small silver slivers

finding the bright spots in a dark time
Aug 2021
Rumya
R.
Harvard-MIT Health Sciences and Technology

It was dark. Like the smallest sliver of a crescent moon, my roommate’s face was barely illuminated by the flickering glow of the twenty-six candles before her. It was just enough to see her manage a smile, lean forward, and, in a plume of smoke, send us into darkness again.

It wasn’t the birthday she had imagined. But none of the birthdays in the past year were the kind the world had imagined. We’d settled into a groove. A birthday cake, a delivered dinner, and a Zoom call with a rendition of “Happy Birthday” sung in off-key, off-set rounds. Idle conversation filled the silence as the cake was sliced and passed around to the few people physically present.

“I can’t wait until we get vaccinated, and everything goes back to normal,” one of my roommates said.

Normal.

The word hung thick in the air, as if burdened by the weight of all it had come to hold. What even was normal anymore? Entire generations would be marked by the days in March 2020 when things were “normal.” Until they very suddenly weren’t.

When everything had first started, I was one of the first to start wearing a mask out of what—at the time—was regarded as an abundance of caution. “I’m seeing my grandma next weekend,” I’d respond when people asked why a 23-year-old, healthy woman would be so overtly concerned about contracting what appeared to be a more contagious flu. I was treated as a fanatic for fixating on disinfecting, overly-worrisome for wearing a mask, and paranoid for the precautions I placed on my family.

And yet, even I did not predict it would last this long. I’d felt a twang of pity for all those who had to celebrate quarantine birthdays in the spring, but then summer came, fall followed, and winter was upon us before we knew it. Each month was met with a new set of challenges, new adaptations to the constantly changing world around us.

But, the pandemic persisted.

Soon, surgical masks became a staple of every seasonal ensemble, and we learned to be social again—at a distance.

And we too, persisted.

Then it was spring again. And while last spring was marked with despair and uncertainty, this one felt different. COVID was still an issue but this time, spring brought something more than seasonal allergies…

Hope.

I had felt the first glimmer of hope when I first heard about vaccine distribution, the second one when my grandma was able to get her first dose, and the most recent one in the elevator of my lab building. I was sharing the elevator with another woman who had pointed at my feet and said, “I love your shoes!” I had responded, “thanks! They were on sale!” After a short conversation about shoes that lasted the length of our elevator ride, she said, “thanks for humoring a conversation with a stranger.” And without hesitation, I responded, “We’re not strangers, we’re coworkers!”. The woman beamed underneath her mask and told me how much that meant for her to hear. I carried that moment with me for the rest of the day, reaching back into the pockets of my mind for it whenever I felt lonely or isolated.

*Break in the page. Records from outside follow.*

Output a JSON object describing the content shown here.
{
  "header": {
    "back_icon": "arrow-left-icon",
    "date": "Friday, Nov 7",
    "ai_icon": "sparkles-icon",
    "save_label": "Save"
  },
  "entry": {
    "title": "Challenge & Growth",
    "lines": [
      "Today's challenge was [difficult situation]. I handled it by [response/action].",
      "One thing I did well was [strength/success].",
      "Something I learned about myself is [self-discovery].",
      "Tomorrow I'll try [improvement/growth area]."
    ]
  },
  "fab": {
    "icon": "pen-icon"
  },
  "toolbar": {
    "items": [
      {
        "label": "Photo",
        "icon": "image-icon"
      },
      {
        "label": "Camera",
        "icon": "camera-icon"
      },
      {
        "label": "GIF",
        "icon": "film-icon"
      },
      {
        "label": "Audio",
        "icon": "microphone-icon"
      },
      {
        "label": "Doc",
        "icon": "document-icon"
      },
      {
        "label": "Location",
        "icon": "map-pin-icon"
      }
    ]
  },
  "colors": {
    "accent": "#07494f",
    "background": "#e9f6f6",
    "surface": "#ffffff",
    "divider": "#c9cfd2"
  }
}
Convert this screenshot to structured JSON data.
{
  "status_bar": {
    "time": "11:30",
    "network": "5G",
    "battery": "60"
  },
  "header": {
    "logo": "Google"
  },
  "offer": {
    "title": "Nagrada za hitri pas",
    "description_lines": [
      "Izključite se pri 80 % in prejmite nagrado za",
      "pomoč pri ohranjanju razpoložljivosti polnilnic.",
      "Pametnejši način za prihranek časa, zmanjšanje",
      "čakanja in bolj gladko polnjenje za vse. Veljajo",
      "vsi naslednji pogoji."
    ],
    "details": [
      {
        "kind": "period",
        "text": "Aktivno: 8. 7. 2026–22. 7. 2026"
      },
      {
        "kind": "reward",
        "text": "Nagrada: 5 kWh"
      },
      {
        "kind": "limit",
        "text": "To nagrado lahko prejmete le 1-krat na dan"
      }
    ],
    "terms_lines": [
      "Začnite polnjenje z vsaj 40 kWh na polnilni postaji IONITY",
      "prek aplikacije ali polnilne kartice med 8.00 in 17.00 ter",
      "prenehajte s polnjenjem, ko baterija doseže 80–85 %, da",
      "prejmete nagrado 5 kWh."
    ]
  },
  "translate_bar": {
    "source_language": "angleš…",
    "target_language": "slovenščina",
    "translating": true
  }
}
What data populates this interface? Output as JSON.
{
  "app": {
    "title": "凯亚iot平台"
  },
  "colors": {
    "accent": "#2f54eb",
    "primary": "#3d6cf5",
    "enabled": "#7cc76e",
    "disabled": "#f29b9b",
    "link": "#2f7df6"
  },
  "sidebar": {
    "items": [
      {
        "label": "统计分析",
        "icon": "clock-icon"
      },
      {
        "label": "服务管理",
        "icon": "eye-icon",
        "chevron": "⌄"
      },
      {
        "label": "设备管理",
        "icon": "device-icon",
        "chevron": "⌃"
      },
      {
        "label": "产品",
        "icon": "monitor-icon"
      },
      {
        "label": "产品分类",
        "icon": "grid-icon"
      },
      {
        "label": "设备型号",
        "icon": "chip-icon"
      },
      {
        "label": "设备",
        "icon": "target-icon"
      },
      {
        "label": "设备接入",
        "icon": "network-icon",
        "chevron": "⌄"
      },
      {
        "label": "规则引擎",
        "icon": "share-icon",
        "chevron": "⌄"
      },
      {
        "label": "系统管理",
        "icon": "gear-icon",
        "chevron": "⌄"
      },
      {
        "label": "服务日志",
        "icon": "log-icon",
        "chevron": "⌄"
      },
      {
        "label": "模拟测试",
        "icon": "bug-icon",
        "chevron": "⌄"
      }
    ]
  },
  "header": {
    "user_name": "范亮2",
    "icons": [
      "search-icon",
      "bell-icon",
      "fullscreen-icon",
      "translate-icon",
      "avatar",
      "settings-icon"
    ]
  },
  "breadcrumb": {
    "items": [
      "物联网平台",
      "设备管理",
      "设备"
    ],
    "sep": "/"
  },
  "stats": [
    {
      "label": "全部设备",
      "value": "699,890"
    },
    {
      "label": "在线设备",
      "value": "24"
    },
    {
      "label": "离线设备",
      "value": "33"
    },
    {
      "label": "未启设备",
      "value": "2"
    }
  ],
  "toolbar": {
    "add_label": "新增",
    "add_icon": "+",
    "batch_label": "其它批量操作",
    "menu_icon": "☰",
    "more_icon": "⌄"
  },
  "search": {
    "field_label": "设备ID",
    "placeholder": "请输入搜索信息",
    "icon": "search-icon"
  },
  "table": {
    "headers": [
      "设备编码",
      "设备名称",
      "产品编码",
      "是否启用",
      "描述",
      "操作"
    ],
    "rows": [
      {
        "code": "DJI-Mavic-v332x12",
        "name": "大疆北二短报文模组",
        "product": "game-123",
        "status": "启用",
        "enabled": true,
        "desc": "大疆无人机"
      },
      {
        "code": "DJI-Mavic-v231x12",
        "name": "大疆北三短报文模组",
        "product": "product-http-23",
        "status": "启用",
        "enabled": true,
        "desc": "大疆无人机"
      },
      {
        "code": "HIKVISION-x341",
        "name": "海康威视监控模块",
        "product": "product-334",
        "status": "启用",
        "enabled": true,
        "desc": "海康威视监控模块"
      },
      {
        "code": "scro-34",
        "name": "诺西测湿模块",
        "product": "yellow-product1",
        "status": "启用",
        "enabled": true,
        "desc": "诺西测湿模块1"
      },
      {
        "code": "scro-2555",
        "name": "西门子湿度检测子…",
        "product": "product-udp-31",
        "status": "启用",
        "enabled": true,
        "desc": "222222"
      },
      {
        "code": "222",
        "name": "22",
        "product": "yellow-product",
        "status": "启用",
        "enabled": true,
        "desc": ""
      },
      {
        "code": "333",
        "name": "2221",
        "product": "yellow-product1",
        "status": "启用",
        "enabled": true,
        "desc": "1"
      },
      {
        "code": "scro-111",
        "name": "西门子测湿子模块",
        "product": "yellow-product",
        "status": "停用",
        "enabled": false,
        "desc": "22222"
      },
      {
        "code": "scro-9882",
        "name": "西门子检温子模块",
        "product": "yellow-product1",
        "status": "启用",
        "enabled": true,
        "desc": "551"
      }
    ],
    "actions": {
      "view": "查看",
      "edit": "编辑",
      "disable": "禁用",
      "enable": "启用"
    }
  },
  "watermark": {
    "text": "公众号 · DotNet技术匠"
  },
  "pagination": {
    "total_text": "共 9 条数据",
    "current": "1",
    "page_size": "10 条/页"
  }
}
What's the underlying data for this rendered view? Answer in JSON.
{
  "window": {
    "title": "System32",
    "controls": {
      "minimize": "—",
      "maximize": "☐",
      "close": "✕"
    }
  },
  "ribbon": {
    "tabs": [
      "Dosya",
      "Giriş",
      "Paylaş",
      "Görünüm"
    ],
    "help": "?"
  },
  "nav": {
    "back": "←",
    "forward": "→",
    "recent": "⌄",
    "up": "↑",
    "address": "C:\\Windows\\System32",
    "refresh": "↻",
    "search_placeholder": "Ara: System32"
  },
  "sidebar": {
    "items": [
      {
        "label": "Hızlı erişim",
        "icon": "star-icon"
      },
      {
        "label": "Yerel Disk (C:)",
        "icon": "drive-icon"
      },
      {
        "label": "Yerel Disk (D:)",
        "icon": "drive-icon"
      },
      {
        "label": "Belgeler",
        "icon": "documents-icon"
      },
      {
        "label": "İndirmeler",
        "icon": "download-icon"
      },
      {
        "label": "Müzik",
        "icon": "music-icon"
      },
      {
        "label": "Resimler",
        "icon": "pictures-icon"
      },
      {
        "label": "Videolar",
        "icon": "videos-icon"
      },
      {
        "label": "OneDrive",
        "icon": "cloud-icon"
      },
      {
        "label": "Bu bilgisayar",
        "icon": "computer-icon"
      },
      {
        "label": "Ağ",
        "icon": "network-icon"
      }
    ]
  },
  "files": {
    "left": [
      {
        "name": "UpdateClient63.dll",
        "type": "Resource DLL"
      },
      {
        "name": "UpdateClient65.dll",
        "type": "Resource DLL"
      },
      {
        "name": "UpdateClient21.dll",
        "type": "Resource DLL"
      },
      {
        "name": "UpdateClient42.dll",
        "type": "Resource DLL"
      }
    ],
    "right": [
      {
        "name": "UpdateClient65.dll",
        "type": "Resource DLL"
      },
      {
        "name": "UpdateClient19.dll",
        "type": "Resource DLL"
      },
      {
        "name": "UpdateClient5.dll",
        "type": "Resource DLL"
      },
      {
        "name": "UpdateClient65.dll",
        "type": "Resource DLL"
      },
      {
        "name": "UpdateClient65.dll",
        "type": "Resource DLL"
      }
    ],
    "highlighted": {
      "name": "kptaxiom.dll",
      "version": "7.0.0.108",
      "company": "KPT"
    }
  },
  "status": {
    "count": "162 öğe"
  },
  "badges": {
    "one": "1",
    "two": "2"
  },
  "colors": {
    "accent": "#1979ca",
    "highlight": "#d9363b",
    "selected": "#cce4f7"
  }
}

Because, after all we’ve been through, maybe that was what I missed the most—the chance to make someone new smile. The fleeting interactions and human connections that reminded us that we aren’t alone in this world.

A reminder that, despite how dark it got, there was always a small, silver, sliver of a lining, even when we didn’t believe that it was there.

“Rumya, what’ll you do after you get vaccinated?” my roommate repeated.

I had been staring wistfully off into the distance, my fork suspended above the cake before me. But at that moment, I looked around at my roommates, who, over the course of the pandemic, had spent far more time with me than they ever knew they’d have to. Time that we would have normally spent in the minutia of our separate lives, instead of discussing Avatar the Last Airbender for the one thousandth time, or belting out Beyonce at the top of our lungs, or dissolving into a fit of giggles over exchanged stories of misadventures in romance.

I sunk my teeth into a forkful of cake and, with a smile (and frosting) on my lips, said, “I should probably go to the dentist…”

My friends rolled their eyes at me but their mouths broke out into wide toothy grins, and I was looking forward to seeing more of those smiles on faces old, and new.